I guess it felt kinda cutesy. But I think it works. I think we did a good job. My mom likes the song. She’s my toughest critic on it. So she’s happy. Vanessa’s mother thinks we should do an entire album of duets. She’s so funny. She mentions it every time she sees me — “Just think, you can go on tour together. You can be on the same bus.”

Your mom gets to hear the music you’re making, but your dad doesn’t have access to it while he’s incarcerated. He can only download approved music, and I gather that Deer Tick is not on that list. Were the songs you wrote about him at all affected by the fact that he won’t get to hear them anytime soon?

I just wrote it and put it out and realized that when that day comes that he hears everything, it might be a little awkward. But I’ve got a few years to think about it.

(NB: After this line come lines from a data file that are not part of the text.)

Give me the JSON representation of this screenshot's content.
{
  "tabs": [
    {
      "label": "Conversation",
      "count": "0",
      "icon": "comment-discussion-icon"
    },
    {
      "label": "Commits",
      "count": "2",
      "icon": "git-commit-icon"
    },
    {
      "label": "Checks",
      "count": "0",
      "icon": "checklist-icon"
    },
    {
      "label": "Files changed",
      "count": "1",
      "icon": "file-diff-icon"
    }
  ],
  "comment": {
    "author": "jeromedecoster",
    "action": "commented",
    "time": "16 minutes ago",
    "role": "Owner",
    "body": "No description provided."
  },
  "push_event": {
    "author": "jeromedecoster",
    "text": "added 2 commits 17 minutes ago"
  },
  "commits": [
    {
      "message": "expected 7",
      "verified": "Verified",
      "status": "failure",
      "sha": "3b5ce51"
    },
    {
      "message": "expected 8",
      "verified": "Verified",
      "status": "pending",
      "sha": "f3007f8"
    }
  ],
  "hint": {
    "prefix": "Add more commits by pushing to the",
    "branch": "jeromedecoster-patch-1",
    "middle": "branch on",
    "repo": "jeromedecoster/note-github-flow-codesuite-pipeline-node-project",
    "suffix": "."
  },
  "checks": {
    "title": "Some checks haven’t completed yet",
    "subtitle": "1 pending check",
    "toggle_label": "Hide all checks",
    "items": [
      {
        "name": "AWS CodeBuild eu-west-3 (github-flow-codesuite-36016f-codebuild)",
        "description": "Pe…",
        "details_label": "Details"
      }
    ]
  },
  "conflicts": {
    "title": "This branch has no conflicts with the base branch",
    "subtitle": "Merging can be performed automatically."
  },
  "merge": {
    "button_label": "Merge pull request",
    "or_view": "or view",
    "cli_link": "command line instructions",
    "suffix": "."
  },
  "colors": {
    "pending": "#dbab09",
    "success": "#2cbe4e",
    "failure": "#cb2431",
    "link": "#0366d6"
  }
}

Unless Deer Tick becomes prison-approved listening in the meantime.

I don’t know how they decide. They approved [my other band] Middle Brother. I think there are some Deer Tick albums that are way more appropriate than the Middle Brother album. (laughs)

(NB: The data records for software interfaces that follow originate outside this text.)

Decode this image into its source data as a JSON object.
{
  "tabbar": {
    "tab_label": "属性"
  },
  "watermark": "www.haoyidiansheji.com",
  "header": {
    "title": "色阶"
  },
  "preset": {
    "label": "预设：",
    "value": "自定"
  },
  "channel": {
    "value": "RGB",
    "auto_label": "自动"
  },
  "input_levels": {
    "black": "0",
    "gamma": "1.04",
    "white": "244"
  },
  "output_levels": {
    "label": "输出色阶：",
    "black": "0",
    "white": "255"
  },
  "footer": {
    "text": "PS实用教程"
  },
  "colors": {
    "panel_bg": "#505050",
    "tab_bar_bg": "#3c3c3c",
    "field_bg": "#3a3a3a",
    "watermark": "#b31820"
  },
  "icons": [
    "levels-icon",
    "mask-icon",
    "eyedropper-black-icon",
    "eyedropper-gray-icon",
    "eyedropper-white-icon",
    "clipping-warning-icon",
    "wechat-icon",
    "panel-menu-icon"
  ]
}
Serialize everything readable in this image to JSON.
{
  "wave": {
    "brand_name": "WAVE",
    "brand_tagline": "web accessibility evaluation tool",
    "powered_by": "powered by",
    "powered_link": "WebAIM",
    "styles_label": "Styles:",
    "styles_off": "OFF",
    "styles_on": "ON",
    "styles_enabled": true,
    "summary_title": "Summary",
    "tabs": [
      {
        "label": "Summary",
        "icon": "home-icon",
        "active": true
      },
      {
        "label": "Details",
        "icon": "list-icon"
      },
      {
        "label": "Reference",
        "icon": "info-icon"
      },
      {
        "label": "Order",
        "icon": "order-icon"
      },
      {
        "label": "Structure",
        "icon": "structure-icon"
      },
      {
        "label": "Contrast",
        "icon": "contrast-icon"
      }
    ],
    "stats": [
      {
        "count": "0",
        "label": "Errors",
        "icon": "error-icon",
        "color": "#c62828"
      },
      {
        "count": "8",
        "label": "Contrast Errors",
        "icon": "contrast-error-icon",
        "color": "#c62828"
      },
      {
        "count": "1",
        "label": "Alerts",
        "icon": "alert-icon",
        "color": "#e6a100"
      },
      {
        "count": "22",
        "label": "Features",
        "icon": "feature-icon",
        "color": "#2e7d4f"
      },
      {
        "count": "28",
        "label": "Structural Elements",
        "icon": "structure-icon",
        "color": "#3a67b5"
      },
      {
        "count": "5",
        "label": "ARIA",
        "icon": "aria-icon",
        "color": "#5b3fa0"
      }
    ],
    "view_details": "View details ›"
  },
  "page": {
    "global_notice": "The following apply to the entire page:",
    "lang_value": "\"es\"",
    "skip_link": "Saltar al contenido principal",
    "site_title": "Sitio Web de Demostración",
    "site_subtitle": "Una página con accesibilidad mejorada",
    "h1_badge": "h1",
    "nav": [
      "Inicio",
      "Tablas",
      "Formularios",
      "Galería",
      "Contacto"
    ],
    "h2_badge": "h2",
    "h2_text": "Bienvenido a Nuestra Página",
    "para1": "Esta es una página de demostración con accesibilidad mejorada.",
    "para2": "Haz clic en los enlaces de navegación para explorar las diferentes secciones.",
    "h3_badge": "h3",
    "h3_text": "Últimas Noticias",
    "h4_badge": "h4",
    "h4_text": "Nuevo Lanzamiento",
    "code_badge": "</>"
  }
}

You’ve talked about feeling a connection with Levon Helm and named Lightnin’ Hopkins as one of your guitar heroes. What were the first rootsy influences that rubbed off on you?

I probably got it through Nirvana, you know, discovering Leadbelly. And the Meat Puppets. There’s something about hearing Nirvana sing “Where Did You Sleep Last Night.” I knew it wasn’t a Nirvana song, and I had to find out what it was. I mean, the Meat Puppets, that’s a pretty far stretch for some rootsy music, but I guess it’s sorta weird, psychedelic country.

I know you were also a big Beatles fan growing up, and they did their share of borrowing from blues and country early on.

You know, [Buck Owens’] “Act Naturally,” I thought was just a Beatles song. All that stuff, the blues numbers they did, like [Carl Perkins’] “Matchbox,” I assumed they were Beatles songs as a kid. I didn’t know they were covering American country and blues.

When Deer Tick put together a Nirvana covers set, people talked about Kurt Cobain’s influence on you. Have people connected the dots in similar ways when you’ve covered John Prine songs like “Sam Stone” or “Unwed Fathers”?

I think people get a pretty good idea that somebody like John Prine or Townes Van Zandt is just as important to me as Nirvana or the Replacements.

You’ve often talked about going to see John Prine at Carnegie Hall.


You played Carnegie Hall last year yourself. That, along with appearing at Newport Folk Festival and a set I saw you play at Nashville’s Stone Fox, have been occasions to showcase your songs. That’s a different style of performance than people were used to seeing from you a few years back. What’s contributed to the shift?

I guess I just like to be able to showcase the songs the way they were written. I like doing that because I don’t have to load anything in. (laughs) If somebody wants to come see me all by myself, that’s a pretty cool feeling.